Dataset ::
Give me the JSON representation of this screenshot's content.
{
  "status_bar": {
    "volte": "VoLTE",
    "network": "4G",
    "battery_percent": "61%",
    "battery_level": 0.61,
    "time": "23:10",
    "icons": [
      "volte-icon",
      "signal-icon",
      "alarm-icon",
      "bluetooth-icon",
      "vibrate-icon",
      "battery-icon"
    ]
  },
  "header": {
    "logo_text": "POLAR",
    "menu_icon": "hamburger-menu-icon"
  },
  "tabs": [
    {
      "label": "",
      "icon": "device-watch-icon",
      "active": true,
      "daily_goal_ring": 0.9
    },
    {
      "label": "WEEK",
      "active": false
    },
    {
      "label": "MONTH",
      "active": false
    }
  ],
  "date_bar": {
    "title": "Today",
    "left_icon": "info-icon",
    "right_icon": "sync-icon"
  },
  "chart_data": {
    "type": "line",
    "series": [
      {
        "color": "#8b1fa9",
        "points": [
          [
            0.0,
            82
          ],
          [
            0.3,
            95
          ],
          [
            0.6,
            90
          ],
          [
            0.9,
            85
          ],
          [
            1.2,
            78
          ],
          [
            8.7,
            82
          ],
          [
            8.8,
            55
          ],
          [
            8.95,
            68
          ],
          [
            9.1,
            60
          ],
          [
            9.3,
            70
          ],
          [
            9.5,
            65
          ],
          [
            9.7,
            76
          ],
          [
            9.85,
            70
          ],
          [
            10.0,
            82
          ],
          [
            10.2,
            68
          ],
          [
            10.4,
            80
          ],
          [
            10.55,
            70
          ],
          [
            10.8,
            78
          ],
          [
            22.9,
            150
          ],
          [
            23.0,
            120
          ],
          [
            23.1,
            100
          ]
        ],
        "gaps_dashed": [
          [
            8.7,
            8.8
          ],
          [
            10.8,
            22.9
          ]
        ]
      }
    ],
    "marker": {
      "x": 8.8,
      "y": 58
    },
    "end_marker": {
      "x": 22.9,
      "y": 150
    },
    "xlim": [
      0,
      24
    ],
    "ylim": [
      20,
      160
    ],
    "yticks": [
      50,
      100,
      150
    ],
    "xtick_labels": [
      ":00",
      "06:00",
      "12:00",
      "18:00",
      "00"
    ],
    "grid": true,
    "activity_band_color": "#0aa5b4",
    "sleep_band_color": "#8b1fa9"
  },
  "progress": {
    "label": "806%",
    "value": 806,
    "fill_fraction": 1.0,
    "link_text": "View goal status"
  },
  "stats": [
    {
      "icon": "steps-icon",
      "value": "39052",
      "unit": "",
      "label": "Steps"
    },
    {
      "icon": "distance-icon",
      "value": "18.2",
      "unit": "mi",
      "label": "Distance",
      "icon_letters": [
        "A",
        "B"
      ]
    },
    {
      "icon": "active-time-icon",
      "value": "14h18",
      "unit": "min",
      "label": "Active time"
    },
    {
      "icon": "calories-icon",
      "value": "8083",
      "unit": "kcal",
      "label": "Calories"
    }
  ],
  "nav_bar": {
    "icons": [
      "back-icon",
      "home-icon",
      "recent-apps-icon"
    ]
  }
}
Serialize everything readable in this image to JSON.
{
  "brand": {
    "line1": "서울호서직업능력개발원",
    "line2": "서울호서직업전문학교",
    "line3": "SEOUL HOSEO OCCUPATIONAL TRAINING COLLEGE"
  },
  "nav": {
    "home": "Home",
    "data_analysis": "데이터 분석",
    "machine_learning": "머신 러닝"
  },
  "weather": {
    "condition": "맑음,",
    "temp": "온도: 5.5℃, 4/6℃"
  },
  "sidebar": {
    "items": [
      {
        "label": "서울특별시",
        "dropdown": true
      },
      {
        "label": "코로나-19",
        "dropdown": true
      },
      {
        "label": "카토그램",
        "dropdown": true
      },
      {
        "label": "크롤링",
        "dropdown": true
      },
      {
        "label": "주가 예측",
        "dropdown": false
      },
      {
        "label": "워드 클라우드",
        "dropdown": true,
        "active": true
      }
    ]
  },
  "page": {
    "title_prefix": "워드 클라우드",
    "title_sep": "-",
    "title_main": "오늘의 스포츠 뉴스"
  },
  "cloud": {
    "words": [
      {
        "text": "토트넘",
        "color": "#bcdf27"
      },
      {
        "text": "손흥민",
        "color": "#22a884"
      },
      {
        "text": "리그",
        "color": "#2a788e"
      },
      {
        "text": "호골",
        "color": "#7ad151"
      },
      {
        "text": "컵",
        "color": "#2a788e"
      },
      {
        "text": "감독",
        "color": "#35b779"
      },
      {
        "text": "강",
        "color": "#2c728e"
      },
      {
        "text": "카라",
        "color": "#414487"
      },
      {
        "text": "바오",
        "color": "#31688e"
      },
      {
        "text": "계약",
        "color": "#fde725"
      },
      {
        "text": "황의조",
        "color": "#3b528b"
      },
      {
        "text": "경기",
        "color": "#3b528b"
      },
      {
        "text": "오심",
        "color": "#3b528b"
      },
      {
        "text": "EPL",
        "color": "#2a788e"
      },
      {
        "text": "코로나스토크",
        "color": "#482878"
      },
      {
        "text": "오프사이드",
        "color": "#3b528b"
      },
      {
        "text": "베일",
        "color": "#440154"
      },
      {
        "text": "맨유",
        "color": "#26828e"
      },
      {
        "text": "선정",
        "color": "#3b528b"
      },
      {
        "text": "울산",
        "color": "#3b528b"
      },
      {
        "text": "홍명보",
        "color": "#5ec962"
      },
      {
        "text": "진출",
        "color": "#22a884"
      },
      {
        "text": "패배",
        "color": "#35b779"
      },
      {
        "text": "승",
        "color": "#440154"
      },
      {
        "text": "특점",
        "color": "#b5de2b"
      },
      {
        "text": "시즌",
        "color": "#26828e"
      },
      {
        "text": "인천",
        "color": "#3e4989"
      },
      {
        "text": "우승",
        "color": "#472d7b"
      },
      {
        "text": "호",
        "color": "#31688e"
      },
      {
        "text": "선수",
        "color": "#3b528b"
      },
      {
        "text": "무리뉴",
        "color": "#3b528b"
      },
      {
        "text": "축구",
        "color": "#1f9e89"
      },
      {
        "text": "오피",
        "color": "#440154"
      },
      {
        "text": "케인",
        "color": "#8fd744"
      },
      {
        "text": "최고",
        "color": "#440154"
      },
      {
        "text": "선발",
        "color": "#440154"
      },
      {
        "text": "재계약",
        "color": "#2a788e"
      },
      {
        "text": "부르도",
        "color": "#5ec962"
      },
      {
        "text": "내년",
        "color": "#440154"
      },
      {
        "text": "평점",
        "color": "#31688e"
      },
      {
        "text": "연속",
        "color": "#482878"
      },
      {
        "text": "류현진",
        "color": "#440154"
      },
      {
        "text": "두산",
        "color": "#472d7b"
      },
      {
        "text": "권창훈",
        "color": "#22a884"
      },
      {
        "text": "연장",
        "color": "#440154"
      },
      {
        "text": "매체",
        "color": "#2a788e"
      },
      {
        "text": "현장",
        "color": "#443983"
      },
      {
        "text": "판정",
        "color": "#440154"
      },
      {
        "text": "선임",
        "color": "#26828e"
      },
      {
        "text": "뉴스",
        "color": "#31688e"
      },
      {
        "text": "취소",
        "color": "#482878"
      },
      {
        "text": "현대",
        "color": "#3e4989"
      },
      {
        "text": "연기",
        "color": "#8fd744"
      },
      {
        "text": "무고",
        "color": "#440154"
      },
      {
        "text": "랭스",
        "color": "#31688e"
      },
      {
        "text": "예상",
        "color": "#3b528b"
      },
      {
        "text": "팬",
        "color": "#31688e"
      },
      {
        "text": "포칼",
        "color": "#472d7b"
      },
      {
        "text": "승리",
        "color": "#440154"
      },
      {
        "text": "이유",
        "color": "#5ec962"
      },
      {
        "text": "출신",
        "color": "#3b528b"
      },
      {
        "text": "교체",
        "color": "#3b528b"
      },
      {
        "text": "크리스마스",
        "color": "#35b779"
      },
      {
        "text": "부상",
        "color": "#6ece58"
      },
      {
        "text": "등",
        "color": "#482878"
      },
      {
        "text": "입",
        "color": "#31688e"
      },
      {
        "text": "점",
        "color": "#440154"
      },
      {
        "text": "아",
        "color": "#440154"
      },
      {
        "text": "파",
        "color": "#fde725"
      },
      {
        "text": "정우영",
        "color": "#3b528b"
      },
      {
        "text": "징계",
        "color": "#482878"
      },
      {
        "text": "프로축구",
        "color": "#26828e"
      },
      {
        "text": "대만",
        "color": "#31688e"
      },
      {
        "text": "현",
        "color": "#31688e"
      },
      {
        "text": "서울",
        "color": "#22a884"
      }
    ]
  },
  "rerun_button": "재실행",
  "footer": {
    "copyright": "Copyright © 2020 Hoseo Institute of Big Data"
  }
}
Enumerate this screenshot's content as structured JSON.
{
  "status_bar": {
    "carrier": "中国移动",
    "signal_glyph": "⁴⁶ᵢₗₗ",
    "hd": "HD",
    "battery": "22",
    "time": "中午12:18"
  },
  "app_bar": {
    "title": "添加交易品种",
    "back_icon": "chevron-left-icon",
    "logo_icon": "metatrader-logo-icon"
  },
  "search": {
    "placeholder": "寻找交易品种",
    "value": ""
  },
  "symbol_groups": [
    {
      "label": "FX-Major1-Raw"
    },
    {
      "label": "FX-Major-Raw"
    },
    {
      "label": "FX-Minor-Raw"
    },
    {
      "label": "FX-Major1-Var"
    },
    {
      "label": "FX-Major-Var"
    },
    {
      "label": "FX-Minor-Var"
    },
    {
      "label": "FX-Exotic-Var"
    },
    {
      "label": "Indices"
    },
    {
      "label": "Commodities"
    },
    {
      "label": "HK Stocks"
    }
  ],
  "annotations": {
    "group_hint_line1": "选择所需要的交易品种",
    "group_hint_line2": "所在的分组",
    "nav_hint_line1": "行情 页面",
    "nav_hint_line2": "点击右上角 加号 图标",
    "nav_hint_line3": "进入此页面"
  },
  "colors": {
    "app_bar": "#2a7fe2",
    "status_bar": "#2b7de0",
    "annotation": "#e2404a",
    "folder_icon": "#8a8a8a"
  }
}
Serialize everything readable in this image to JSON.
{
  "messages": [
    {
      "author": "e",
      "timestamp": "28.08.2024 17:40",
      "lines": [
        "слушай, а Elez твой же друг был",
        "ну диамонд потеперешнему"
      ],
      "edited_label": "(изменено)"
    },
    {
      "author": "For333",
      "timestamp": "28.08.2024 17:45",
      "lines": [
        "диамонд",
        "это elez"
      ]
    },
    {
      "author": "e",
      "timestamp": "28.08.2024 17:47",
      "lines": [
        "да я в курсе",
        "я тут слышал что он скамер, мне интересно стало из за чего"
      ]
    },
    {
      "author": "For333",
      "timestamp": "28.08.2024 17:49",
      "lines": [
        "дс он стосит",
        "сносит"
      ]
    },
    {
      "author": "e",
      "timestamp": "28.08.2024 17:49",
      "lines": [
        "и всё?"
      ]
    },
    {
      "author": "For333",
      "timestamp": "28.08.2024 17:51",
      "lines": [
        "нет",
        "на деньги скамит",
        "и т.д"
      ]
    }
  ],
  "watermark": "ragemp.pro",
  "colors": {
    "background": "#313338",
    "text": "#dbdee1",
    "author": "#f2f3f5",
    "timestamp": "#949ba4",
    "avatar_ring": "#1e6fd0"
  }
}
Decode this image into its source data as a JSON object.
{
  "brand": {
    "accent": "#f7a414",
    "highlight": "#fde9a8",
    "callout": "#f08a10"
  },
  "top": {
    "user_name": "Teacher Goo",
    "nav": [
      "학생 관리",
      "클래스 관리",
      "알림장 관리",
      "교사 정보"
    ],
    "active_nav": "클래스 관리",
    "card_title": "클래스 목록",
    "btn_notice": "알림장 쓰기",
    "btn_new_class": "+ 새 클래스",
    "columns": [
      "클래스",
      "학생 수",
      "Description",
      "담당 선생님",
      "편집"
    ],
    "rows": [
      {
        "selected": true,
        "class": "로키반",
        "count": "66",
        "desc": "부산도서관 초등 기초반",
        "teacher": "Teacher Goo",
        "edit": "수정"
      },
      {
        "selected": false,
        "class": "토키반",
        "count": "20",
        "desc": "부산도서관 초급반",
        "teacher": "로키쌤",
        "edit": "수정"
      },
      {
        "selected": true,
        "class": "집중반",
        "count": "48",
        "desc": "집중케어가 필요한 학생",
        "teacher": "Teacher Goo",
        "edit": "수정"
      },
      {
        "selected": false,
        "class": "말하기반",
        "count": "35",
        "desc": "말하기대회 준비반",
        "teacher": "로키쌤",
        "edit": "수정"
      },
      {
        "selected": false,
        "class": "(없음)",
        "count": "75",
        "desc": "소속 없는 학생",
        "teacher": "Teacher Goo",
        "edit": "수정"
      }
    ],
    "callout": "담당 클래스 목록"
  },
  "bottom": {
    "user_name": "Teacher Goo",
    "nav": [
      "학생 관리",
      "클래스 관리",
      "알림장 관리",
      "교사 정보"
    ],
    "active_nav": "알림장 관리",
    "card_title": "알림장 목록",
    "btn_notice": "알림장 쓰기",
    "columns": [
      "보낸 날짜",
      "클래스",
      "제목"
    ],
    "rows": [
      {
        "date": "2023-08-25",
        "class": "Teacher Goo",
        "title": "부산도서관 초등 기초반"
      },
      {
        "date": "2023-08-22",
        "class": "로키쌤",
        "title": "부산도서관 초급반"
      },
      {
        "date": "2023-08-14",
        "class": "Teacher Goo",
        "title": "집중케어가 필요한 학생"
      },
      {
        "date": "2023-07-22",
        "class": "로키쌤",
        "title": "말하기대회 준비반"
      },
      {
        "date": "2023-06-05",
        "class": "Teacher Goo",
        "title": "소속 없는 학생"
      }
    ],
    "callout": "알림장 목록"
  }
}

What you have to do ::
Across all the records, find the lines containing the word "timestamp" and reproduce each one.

Response ::
      "timestamp": "28.08.2024 17:40",
      "timestamp": "28.08.2024 17:45",
      "timestamp": "28.08.2024 17:47",
      "timestamp": "28.08.2024 17:49",
      "timestamp": "28.08.2024 17:49",
      "timestamp": "28.08.2024 17:51",
    "timestamp": "#949ba4",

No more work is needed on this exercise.